[Component data from apps and pages]
····················

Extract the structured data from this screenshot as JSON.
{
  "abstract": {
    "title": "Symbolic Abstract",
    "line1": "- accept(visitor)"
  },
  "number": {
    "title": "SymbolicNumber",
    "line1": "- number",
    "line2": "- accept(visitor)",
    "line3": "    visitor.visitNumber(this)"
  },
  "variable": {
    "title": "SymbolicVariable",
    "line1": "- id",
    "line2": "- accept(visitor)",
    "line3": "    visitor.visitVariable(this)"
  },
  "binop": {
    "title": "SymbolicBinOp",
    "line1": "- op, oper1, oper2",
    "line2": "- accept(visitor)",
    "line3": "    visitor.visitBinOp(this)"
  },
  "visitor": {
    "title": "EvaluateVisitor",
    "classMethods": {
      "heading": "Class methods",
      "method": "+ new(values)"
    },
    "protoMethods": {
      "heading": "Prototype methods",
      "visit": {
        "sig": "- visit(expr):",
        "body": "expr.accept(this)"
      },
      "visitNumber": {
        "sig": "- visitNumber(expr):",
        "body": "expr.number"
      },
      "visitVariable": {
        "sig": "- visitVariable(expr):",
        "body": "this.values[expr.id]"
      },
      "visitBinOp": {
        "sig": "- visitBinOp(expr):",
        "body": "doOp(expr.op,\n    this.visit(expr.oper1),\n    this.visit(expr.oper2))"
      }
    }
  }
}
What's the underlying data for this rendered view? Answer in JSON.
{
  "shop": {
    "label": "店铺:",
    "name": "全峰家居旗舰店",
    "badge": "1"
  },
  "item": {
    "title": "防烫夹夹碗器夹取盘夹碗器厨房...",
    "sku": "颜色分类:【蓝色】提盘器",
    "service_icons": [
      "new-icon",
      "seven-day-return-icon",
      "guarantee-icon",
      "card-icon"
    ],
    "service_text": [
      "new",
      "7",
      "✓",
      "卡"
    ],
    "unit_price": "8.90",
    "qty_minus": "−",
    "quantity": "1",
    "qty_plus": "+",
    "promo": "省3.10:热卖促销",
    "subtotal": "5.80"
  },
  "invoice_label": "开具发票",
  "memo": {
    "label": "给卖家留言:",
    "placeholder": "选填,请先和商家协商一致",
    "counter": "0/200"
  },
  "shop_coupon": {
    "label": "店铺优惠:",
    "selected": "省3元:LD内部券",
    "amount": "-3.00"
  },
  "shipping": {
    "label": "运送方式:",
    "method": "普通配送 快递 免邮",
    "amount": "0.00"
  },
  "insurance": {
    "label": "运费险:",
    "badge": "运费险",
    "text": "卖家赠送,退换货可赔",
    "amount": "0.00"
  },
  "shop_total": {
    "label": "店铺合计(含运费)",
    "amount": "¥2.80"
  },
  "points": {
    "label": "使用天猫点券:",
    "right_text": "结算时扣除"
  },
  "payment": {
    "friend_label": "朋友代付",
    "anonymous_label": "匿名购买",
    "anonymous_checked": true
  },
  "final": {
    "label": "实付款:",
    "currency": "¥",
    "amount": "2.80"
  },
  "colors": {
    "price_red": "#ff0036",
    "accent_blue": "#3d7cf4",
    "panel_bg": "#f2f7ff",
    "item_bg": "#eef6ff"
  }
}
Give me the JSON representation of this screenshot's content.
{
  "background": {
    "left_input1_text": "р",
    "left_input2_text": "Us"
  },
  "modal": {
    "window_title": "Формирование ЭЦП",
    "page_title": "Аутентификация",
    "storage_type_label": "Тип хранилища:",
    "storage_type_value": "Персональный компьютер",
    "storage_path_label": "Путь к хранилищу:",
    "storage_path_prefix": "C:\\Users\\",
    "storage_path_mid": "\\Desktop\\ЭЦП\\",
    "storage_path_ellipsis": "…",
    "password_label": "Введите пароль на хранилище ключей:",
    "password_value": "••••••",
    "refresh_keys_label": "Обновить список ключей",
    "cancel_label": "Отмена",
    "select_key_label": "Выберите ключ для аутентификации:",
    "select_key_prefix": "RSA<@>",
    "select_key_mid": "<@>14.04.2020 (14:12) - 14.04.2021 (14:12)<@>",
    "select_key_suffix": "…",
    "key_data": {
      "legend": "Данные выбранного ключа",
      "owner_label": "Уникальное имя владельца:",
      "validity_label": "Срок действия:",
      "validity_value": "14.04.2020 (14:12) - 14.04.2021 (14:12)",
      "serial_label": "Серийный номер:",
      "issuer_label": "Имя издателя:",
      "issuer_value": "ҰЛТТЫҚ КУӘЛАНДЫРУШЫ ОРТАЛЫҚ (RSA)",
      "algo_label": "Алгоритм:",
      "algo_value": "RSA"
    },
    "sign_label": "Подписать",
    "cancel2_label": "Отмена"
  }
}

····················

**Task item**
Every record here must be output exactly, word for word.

**Expected answer**
Extract the structured data from this screenshot as JSON.
{
  "abstract": {
    "title": "Symbolic Abstract",
    "line1": "- accept(visitor)"
  },
  "number": {
    "title": "SymbolicNumber",
    "line1": "- number",
    "line2": "- accept(visitor)",
    "line3": "    visitor.visitNumber(this)"
  },
  "variable": {
    "title": "SymbolicVariable",
    "line1": "- id",
    "line2": "- accept(visitor)",
    "line3": "    visitor.visitVariable(this)"
  },
  "binop": {
    "title": "SymbolicBinOp",
    "line1": "- op, oper1, oper2",
    "line2": "- accept(visitor)",
    "line3": "    visitor.visitBinOp(this)"
  },
  "visitor": {
    "title": "EvaluateVisitor",
    "classMethods": {
      "heading": "Class methods",
      "method": "+ new(values)"
    },
    "protoMethods": {
      "heading": "Prototype methods",
      "visit": {
        "sig": "- visit(expr):",
        "body": "expr.accept(this)"
      },
      "visitNumber": {
        "sig": "- visitNumber(expr):",
        "body": "expr.number"
      },
      "visitVariable": {
        "sig": "- visitVariable(expr):",
        "body": "this.values[expr.id]"
      },
      "visitBinOp": {
        "sig": "- visitBinOp(expr):",
        "body": "doOp(expr.op,\n    this.visit(expr.oper1),\n    this.visit(expr.oper2))"
      }
    }
  }
}
What's the underlying data for this rendered view? Answer in JSON.
{
  "shop": {
    "label": "店铺:",
    "name": "全峰家居旗舰店",
    "badge": "1"
  },
  "item": {
    "title": "防烫夹夹碗器夹取盘夹碗器厨房...",
    "sku": "颜色分类:【蓝色】提盘器",
    "service_icons": [
      "new-icon",
      "seven-day-return-icon",
      "guarantee-icon",
      "card-icon"
    ],
    "service_text": [
      "new",
      "7",
      "✓",
      "卡"
    ],
    "unit_price": "8.90",
    "qty_minus": "−",
    "quantity": "1",
    "qty_plus": "+",
    "promo": "省3.10:热卖促销",
    "subtotal": "5.80"
  },
  "invoice_label": "开具发票",
  "memo": {
    "label": "给卖家留言:",
    "placeholder": "选填,请先和商家协商一致",
    "counter": "0/200"
  },
  "shop_coupon": {
    "label": "店铺优惠:",
    "selected": "省3元:LD内部券",
    "amount": "-3.00"
  },
  "shipping": {
    "label": "运送方式:",
    "method": "普通配送 快递 免邮",
    "amount": "0.00"
  },
  "insurance": {
    "label": "运费险:",
    "badge": "运费险",
    "text": "卖家赠送,退换货可赔",
    "amount": "0.00"
  },
  "shop_total": {
    "label": "店铺合计(含运费)",
    "amount": "¥2.80"
  },
  "points": {
    "label": "使用天猫点券:",
    "right_text": "结算时扣除"
  },
  "payment": {
    "friend_label": "朋友代付",
    "anonymous_label": "匿名购买",
    "anonymous_checked": true
  },
  "final": {
    "label": "实付款:",
    "currency": "¥",
    "amount": "2.80"
  },
  "colors": {
    "price_red": "#ff0036",
    "accent_blue": "#3d7cf4",
    "panel_bg": "#f2f7ff",
    "item_bg": "#eef6ff"
  }
}
Give me the JSON representation of this screenshot's content.
{
  "background": {
    "left_input1_text": "р",
    "left_input2_text": "Us"
  },
  "modal": {
    "window_title": "Формирование ЭЦП",
    "page_title": "Аутентификация",
    "storage_type_label": "Тип хранилища:",
    "storage_type_value": "Персональный компьютер",
    "storage_path_label": "Путь к хранилищу:",
    "storage_path_prefix": "C:\\Users\\",
    "storage_path_mid": "\\Desktop\\ЭЦП\\",
    "storage_path_ellipsis": "…",
    "password_label": "Введите пароль на хранилище ключей:",
    "password_value": "••••••",
    "refresh_keys_label": "Обновить список ключей",
    "cancel_label": "Отмена",
    "select_key_label": "Выберите ключ для аутентификации:",
    "select_key_prefix": "RSA<@>",
    "select_key_mid": "<@>14.04.2020 (14:12) - 14.04.2021 (14:12)<@>",
    "select_key_suffix": "…",
    "key_data": {
      "legend": "Данные выбранного ключа",
      "owner_label": "Уникальное имя владельца:",
      "validity_label": "Срок действия:",
      "validity_value": "14.04.2020 (14:12) - 14.04.2021 (14:12)",
      "serial_label": "Серийный номер:",
      "issuer_label": "Имя издателя:",
      "issuer_value": "ҰЛТТЫҚ КУӘЛАНДЫРУШЫ ОРТАЛЫҚ (RSA)",
      "algo_label": "Алгоритм:",
      "algo_value": "RSA"
    },
    "sign_label": "Подписать",
    "cancel2_label": "Отмена"
  }
}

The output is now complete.